Segment Open

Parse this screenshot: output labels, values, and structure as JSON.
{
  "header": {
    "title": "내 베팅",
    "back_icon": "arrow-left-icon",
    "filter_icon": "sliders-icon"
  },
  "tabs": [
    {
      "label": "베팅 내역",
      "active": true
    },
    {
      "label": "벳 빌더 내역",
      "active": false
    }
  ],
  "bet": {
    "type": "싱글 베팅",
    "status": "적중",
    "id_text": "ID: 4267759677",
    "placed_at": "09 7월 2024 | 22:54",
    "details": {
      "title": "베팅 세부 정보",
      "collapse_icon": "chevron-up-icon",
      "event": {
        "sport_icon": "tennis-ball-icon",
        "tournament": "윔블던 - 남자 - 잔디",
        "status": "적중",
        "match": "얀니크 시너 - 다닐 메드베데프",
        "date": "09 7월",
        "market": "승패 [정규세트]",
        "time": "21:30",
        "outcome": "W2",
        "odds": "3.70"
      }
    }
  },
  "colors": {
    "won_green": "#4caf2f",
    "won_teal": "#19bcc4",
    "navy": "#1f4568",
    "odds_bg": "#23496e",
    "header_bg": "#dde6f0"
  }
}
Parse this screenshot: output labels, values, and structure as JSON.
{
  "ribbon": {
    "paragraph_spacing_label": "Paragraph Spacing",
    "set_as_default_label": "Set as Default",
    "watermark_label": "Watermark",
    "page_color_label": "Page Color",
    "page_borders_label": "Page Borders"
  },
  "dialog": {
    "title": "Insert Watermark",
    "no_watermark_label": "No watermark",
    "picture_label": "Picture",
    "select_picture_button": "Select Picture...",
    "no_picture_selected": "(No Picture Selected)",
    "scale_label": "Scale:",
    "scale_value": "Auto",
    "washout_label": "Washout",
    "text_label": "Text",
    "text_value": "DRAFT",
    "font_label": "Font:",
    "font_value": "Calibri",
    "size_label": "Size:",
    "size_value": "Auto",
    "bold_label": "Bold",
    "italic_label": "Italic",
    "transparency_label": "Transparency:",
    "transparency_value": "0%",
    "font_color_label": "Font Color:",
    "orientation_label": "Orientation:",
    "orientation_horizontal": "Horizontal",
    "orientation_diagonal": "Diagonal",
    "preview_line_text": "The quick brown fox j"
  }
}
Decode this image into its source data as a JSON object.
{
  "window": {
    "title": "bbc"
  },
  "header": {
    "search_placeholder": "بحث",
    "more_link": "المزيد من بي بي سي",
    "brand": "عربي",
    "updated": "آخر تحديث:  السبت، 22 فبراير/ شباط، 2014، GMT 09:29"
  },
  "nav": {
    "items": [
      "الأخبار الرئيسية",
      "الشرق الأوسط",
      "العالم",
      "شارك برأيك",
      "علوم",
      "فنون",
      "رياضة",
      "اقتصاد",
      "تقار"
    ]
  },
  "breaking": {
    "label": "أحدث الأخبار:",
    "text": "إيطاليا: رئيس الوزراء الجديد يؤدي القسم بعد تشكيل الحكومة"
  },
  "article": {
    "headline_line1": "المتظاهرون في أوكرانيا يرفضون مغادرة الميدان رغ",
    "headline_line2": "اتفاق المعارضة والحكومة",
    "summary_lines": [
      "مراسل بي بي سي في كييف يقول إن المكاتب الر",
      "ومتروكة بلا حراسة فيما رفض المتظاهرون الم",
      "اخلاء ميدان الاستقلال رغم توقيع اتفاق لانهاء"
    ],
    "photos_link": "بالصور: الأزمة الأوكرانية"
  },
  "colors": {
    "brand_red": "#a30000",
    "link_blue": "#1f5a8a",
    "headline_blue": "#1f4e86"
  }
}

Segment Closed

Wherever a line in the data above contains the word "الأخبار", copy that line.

### OUTPUT OF THE TASK:
      "الأخبار الرئيسية",
    "label": "أحدث الأخبار:",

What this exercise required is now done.